Tackling Allergic Inflammation
A significant part of perennial and chronic allergy is ocular inflammation and the associated infiltration of inflammatory cell types into the ocular surface environment. Established mast cell pre-formed mediators such as TNF-α are thought to be involved in this process as either direct chemo-attractants or as instigators of inflammatory cell recruitment. Recent studies of TNF-α in pre-clinical models of ocular inflammation suggest that topical use of inhibitors can reduce both inflammatory cell recruitment and production of inflammatory cytokines such as IL-6.

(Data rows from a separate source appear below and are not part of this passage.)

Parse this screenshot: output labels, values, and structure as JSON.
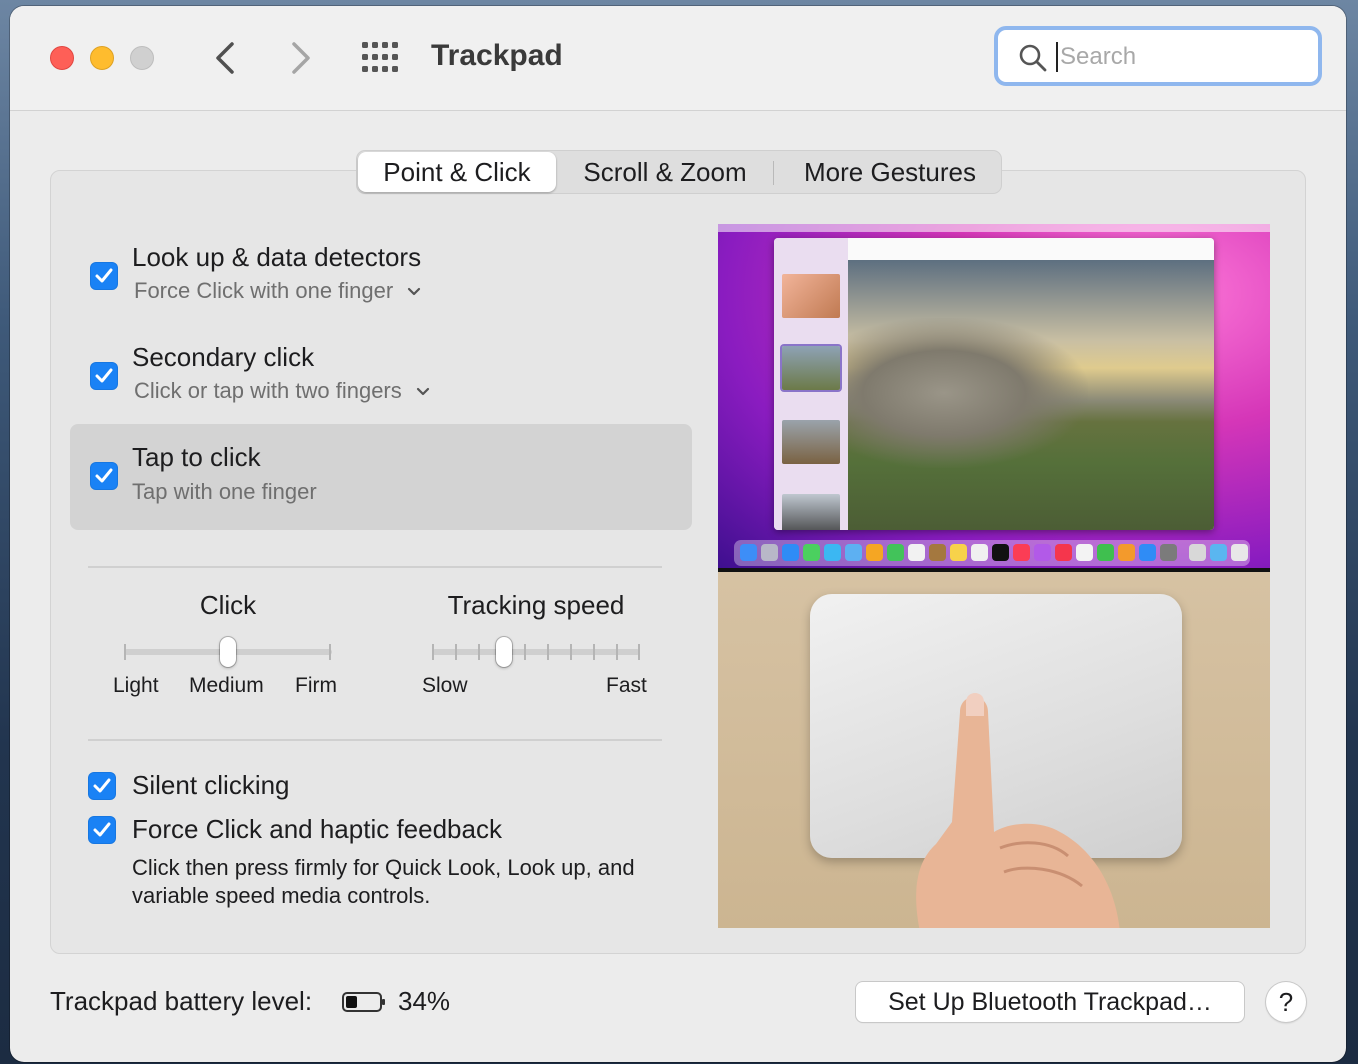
{
  "window": {
    "title": "Trackpad"
  },
  "search": {
    "placeholder": "Search",
    "value": ""
  },
  "tabs": [
    {
      "label": "Point & Click",
      "selected": true
    },
    {
      "label": "Scroll & Zoom",
      "selected": false
    },
    {
      "label": "More Gestures",
      "selected": false
    }
  ],
  "options": [
    {
      "title": "Look up & data detectors",
      "subtitle": "Force Click with one finger",
      "checked": true,
      "has_dropdown": true
    },
    {
      "title": "Secondary click",
      "subtitle": "Click or tap with two fingers",
      "checked": true,
      "has_dropdown": true
    },
    {
      "title": "Tap to click",
      "subtitle": "Tap with one finger",
      "checked": true,
      "has_dropdown": false,
      "highlighted": true
    }
  ],
  "click_slider": {
    "title": "Click",
    "labels": [
      "Light",
      "Medium",
      "Firm"
    ],
    "value": "Medium",
    "position": 0.5
  },
  "tracking_slider": {
    "title": "Tracking speed",
    "min_label": "Slow",
    "max_label": "Fast",
    "ticks": 10,
    "position": 0.3333
  },
  "silent_clicking": {
    "label": "Silent clicking",
    "checked": true
  },
  "force_click": {
    "label": "Force Click and haptic feedback",
    "checked": true,
    "description": "Click then press firmly for Quick Look, Look up, and variable speed media controls."
  },
  "battery": {
    "label": "Trackpad battery level:",
    "percent_text": "34%",
    "level": 0.34
  },
  "buttons": {
    "setup": "Set Up Bluetooth Trackpad…",
    "help": "?"
  },
  "colors": {
    "accent": "#1a82f5",
    "close": "#fe5f57",
    "minimize": "#febc2e",
    "search_focus": "#8fb7ee"
  },
  "icons": [
    "close-icon",
    "minimize-icon",
    "zoom-icon",
    "back-icon",
    "forward-icon",
    "grid-icon",
    "search-icon",
    "checkmark-icon",
    "chevron-down-icon",
    "battery-icon",
    "help-icon"
  ]
}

Yet another approach to inflammation involves intervention beyond the mast cell. A key cytokine in inflammatory signaling is thymic stromal lymphopoietin, an epithelial cell-derived molecule that acts to shift adaptive responses toward a sensitized, allergic phenotype.
Monoclonals as Topicals?

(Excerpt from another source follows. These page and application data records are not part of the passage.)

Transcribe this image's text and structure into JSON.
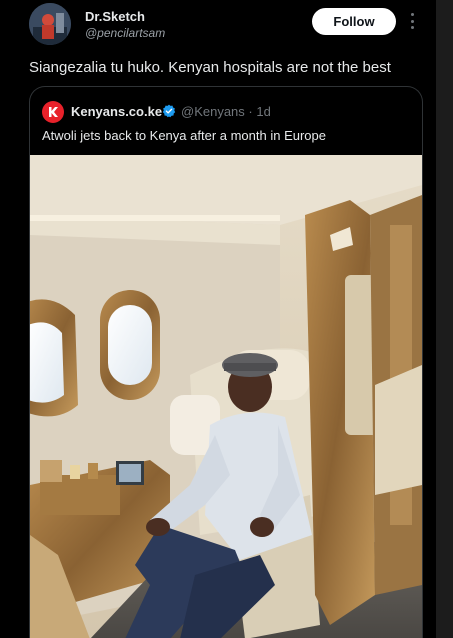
{
  "post": {
    "display_name": "Dr.Sketch",
    "handle": "@pencilartsam",
    "follow_label": "Follow",
    "text": "Siangezalia tu huko. Kenyan hospitals are not the best"
  },
  "quoted": {
    "display_name": "Kenyans.co.ke",
    "handle_time": "@Kenyans · 1d",
    "text": "Atwoli jets back to Kenya after a month in Europe"
  },
  "colors": {
    "background": "#000000",
    "text": "#e7e9ea",
    "secondary_text": "#71767b",
    "follow_button_bg": "#ffffff",
    "verified_blue": "#1d9bf0",
    "brand_red": "#e8212a"
  }
}
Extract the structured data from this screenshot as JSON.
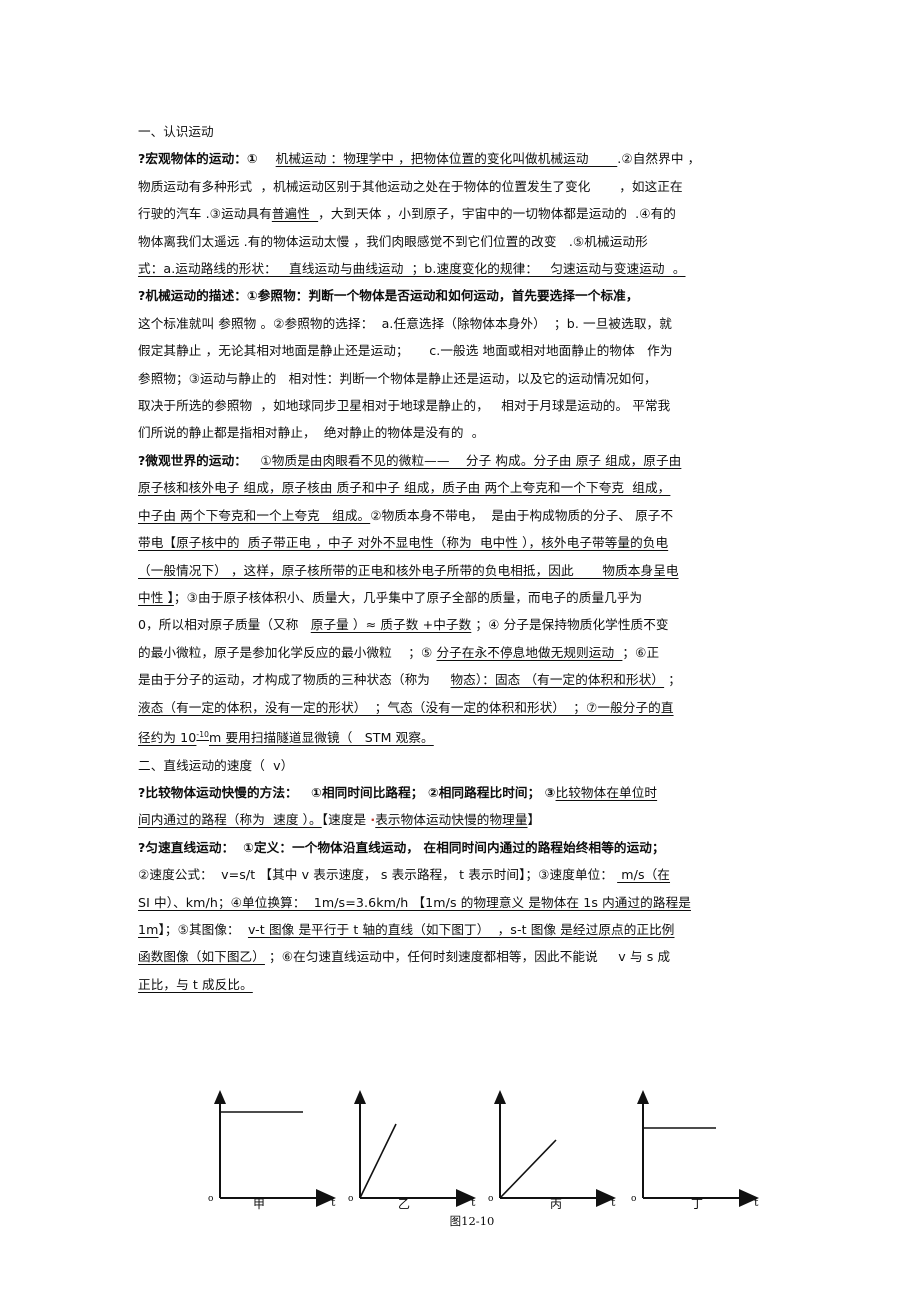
{
  "document": {
    "section1_title": "一、认识运动",
    "lines": [
      {
        "id": "l1",
        "parts": [
          {
            "t": "?宏观物体的运动：①    ",
            "u": false,
            "b": true
          },
          {
            "t": "机械运动 ：物理学中 ，把物体位置的变化叫做机械运动       ",
            "u": true,
            "b": false
          },
          {
            "t": ".②自然界中 ，",
            "u": false,
            "b": false
          }
        ]
      },
      {
        "id": "l2",
        "parts": [
          {
            "t": "物质运动有多种形式  ，机械运动区别于其他运动之处在于物体的位置发生了变化       ，如这正在",
            "u": false,
            "b": false
          }
        ]
      },
      {
        "id": "l3",
        "parts": [
          {
            "t": "行驶的汽车 .③运动具有",
            "u": false,
            "b": false
          },
          {
            "t": "普遍性  ",
            "u": true,
            "b": false
          },
          {
            "t": "，大到天体 ，小到原子，宇宙中的一切物体都是运动的  .④有的",
            "u": false,
            "b": false
          }
        ]
      },
      {
        "id": "l4",
        "parts": [
          {
            "t": "物体离我们太遥远 .有的物体运动太慢 ，我们肉眼感觉不到它们位置的改变   .⑤机械运动形",
            "u": false,
            "b": false
          }
        ]
      },
      {
        "id": "l5",
        "parts": [
          {
            "t": "式：a.运动路线的形状：   直线运动与曲线运动  ；b.速度变化的规律：   匀速运动与变速运动  。",
            "u": true,
            "b": false
          }
        ]
      },
      {
        "id": "l6",
        "parts": [
          {
            "t": "?机械运动的描述：①参照物：判断一个物体是否运动和如何运动，首先要选择一个标准，",
            "u": false,
            "b": true
          }
        ]
      },
      {
        "id": "l7",
        "parts": [
          {
            "t": "这个标准就叫 参照物 。②参照物的选择：  a.任意选择（除物体本身外）  ；b. 一旦被选取，就",
            "u": false,
            "b": false
          }
        ]
      },
      {
        "id": "l8",
        "parts": [
          {
            "t": "假定其静止 ，无论其相对地面是静止还是运动；     c.一般选 地面或相对地面静止的物体   作为",
            "u": false,
            "b": false
          }
        ]
      },
      {
        "id": "l9",
        "parts": [
          {
            "t": "参照物；③运动与静止的   相对性：判断一个物体是静止还是运动，以及它的运动情况如何，",
            "u": false,
            "b": false
          }
        ]
      },
      {
        "id": "l10",
        "parts": [
          {
            "t": "取决于所选的参照物  ，如地球同步卫星相对于地球是静止的，   相对于月球是运动的。 平常我",
            "u": false,
            "b": false
          }
        ]
      },
      {
        "id": "l11",
        "parts": [
          {
            "t": "们所说的静止都是指相对静止，  绝对静止的物体是没有的  。",
            "u": false,
            "b": false
          }
        ]
      },
      {
        "id": "l12",
        "parts": [
          {
            "t": "?微观世界的运动：   ",
            "u": false,
            "b": true
          },
          {
            "t": "①物质是由肉眼看不见的微粒——    分子 构成。分子由 原子 组成，原子由",
            "u": true,
            "b": false
          }
        ]
      },
      {
        "id": "l13",
        "parts": [
          {
            "t": "原子核和核外电子 组成，原子核由 质子和中子 组成，质子由 两个上夸克和一个下夸克  组成，",
            "u": true,
            "b": false
          }
        ]
      },
      {
        "id": "l14",
        "parts": [
          {
            "t": "中子由 两个下夸克和一个上夸克   组成。",
            "u": true,
            "b": false
          },
          {
            "t": "②物质本身不带电，  是由于构成物质的分子、 原子不",
            "u": false,
            "b": false
          }
        ]
      },
      {
        "id": "l15",
        "parts": [
          {
            "t": "带电【原子核中的  质子带正电 ，中子 对外不显电性（称为  电中性 ），核外电子带等量的负电",
            "u": true,
            "b": false
          }
        ]
      },
      {
        "id": "l16",
        "parts": [
          {
            "t": "（一般情况下） ，这样，原子核所带的正电和核外电子所带的负电相抵，因此       物质本身呈电",
            "u": true,
            "b": false
          }
        ]
      },
      {
        "id": "l17",
        "parts": [
          {
            "t": "中性 】",
            "u": true,
            "b": false
          },
          {
            "t": "；③由于原子核体积小、质量大，几乎集中了原子全部的质量，而电子的质量几乎为",
            "u": false,
            "b": false
          }
        ]
      },
      {
        "id": "l18",
        "parts": [
          {
            "t": "0，所以相对原子质量（又称   ",
            "u": false,
            "b": false
          },
          {
            "t": "原子量 ）≈ 质子数 +中子数",
            "u": true,
            "b": false
          },
          {
            "t": " ；④ 分子是保持物质化学性质不变",
            "u": false,
            "b": false
          }
        ]
      },
      {
        "id": "l19",
        "parts": [
          {
            "t": "的最小微粒，原子是参加化学反应的最小微粒    ；⑤ ",
            "u": false,
            "b": false
          },
          {
            "t": "分子在永不停息地做无规则运动  ",
            "u": true,
            "b": false
          },
          {
            "t": "；⑥正",
            "u": false,
            "b": false
          }
        ]
      },
      {
        "id": "l20",
        "parts": [
          {
            "t": "是由于分子的运动，才构成了物质的三种状态（称为     ",
            "u": false,
            "b": false
          },
          {
            "t": "物态）：固态 （有一定的体积和形状）",
            "u": true,
            "b": false
          },
          {
            "t": " ；",
            "u": false,
            "b": false
          }
        ]
      },
      {
        "id": "l21",
        "parts": [
          {
            "t": "液态（有一定的体积，没有一定的形状）  ；气态（没有一定的体积和形状）  ；⑦一般分子的直",
            "u": true,
            "b": false
          }
        ]
      },
      {
        "id": "l22",
        "parts": [
          {
            "t": "径约为 10",
            "u": true,
            "b": false
          },
          {
            "t": "-10",
            "u": true,
            "b": false,
            "sup": true
          },
          {
            "t": "m 要用扫描隧道显微镜（   STM 观察。",
            "u": true,
            "b": false
          }
        ]
      },
      {
        "id": "l23",
        "parts": [
          {
            "t": "二、直线运动的速度（  v）",
            "u": false,
            "b": false
          }
        ]
      },
      {
        "id": "l24",
        "parts": [
          {
            "t": "?比较物体运动快慢的方法：   ①相同时间比路程； ②相同路程比时间； ③",
            "u": false,
            "b": true
          },
          {
            "t": "比较物体在单位时",
            "u": true,
            "b": false
          }
        ]
      },
      {
        "id": "l25",
        "parts": [
          {
            "t": "间内通过的路程（称为  速度 ）。",
            "u": true,
            "b": false
          },
          {
            "t": "【速度是 ",
            "u": false,
            "b": false
          },
          {
            "t": "·",
            "u": false,
            "b": false,
            "dot": true
          },
          {
            "t": "表示物体运动快慢的物理量",
            "u": true,
            "b": false
          },
          {
            "t": "】",
            "u": false,
            "b": false
          }
        ]
      },
      {
        "id": "l26",
        "parts": [
          {
            "t": "?匀速直线运动：  ①定义：一个物体沿直线运动， 在相同时间内通过的路程始终相等的运动；",
            "u": false,
            "b": true
          }
        ]
      },
      {
        "id": "l27",
        "parts": [
          {
            "t": "②速度公式：  v=s/t 【其中 v 表示速度， s 表示路程， t 表示时间】；③速度单位： ",
            "u": false,
            "b": false
          },
          {
            "t": " m/s（在",
            "u": true,
            "b": false
          }
        ]
      },
      {
        "id": "l28",
        "parts": [
          {
            "t": "SI 中）、km/h；④单位换算：  1m/s=3.6km/h 【1m/s 的物理意义 是物体在 1s 内通过的路程是",
            "u": true,
            "b": false
          }
        ]
      },
      {
        "id": "l29",
        "parts": [
          {
            "t": "1m",
            "u": true,
            "b": false
          },
          {
            "t": "】；⑤其图像：  ",
            "u": false,
            "b": false
          },
          {
            "t": "v-t 图像 是平行于 t 轴的直线（如下图丁）  ，s-t 图像 是经过原点的正比例",
            "u": true,
            "b": false
          }
        ]
      },
      {
        "id": "l30",
        "parts": [
          {
            "t": "函数图像（如下图乙）",
            "u": true,
            "b": false
          },
          {
            "t": " ；⑥在匀速直线运动中，任何时刻速度都相等，因此不能说     v 与 s 成",
            "u": false,
            "b": false
          }
        ]
      },
      {
        "id": "l31",
        "parts": [
          {
            "t": "正比，与 t 成反比。",
            "u": true,
            "b": false
          }
        ]
      }
    ],
    "figures": {
      "caption": "图12-10",
      "items": [
        {
          "label": "甲",
          "origin": "o",
          "xaxis": "t",
          "type": "horizontal-high"
        },
        {
          "label": "乙",
          "origin": "o",
          "xaxis": "t",
          "type": "steep-line"
        },
        {
          "label": "丙",
          "origin": "o",
          "xaxis": "t",
          "type": "shallow-line"
        },
        {
          "label": "丁",
          "origin": "o",
          "xaxis": "t",
          "type": "horizontal-mid"
        }
      ]
    }
  }
}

Among current therapies, mast cell stabilizers such as pemirolast act at one of the earliest points in the allergic cascade, disrupting the linkage between FcεRI activation and mast cell degranulation.

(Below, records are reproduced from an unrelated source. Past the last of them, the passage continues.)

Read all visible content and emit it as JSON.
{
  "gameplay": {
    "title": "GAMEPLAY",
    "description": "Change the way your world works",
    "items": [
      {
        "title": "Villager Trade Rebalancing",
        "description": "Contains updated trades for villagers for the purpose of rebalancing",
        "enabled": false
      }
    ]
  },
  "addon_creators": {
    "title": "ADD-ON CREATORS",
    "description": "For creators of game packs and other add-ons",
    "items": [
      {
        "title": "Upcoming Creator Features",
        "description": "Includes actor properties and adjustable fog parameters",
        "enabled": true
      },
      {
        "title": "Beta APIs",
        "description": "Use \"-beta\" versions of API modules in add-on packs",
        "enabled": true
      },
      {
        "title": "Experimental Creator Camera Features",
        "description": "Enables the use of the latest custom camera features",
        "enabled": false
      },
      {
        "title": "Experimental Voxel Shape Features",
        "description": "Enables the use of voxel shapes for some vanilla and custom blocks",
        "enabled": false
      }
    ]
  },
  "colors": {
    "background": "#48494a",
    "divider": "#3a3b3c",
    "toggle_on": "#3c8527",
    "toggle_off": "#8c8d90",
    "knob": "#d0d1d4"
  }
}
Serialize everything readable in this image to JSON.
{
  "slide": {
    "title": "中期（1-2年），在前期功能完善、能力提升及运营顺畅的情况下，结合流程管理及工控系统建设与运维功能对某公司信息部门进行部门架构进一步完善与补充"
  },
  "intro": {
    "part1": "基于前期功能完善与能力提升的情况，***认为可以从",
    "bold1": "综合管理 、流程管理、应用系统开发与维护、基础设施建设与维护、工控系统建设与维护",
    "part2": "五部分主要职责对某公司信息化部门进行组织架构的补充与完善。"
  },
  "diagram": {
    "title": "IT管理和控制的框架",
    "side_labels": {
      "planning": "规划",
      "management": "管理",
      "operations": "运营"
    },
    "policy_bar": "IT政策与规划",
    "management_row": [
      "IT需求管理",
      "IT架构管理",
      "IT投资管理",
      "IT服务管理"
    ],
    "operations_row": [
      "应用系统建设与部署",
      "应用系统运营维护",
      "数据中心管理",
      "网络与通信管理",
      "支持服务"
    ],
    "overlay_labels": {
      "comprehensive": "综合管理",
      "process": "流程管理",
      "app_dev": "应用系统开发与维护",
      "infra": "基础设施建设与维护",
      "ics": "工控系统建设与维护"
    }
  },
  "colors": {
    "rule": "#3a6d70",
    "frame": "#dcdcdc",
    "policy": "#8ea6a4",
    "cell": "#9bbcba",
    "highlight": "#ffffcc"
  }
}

As in other disorders, use of mAbs targeting other candidates for allergic intervention—interleukins or interleukin receptors, for example—will sink or swim based upon issues of pharmacokinetics. Even monovalent antibody fragments are extremely large molecules by pharmaceutical standards, and wouldn’t be expected to appreciably penetrate ocular tissues when applied topically. Despite this, a number of published studies have provided encouraging evidence that topically applied mAbs can have a therapeutic impact on the ocular surface. In several recent trials employing the topical VEGF inhibitors ranibizumab or bevacizumab as a treatment for corneal neovascularization, both treatments were able to reduce vascular proliferation.
Like the Japanese Camellia leaves that are used to make tea (and potentially, Syk inhibitors), another potential anti-allergic comes from an unlikely place: the kitchen. It turns out that turmeric roots, members of the ginger family that are commonly used as spices (especially in Indian foods) are also the source for curcumin, a polyphenol compound with multiple therapeutic applications. Among these is an ability to suppress responses to allergen challenge in a mouse model of allergic conjunctivitis.
It seems that we don’t have to look too far to find many potential targets for new therapies to treat ocular allergies, but as always, the real effort comes in sorting the true contenders from the false pretenders. Still, it’s encouraging to see that many of the newest treatment candidates have shown the promise of addressing our biggest current unmet need: chronic allergic conjunctivitis.
Dr. Abelson is a clinical professor of ophthalmology at Harvard Medical School. Dr. Gelfman is senior director of Pre-Clinical and Translational Services at Ora, Inc. Dr. McLaughlin is a medical writer at Ora Inc.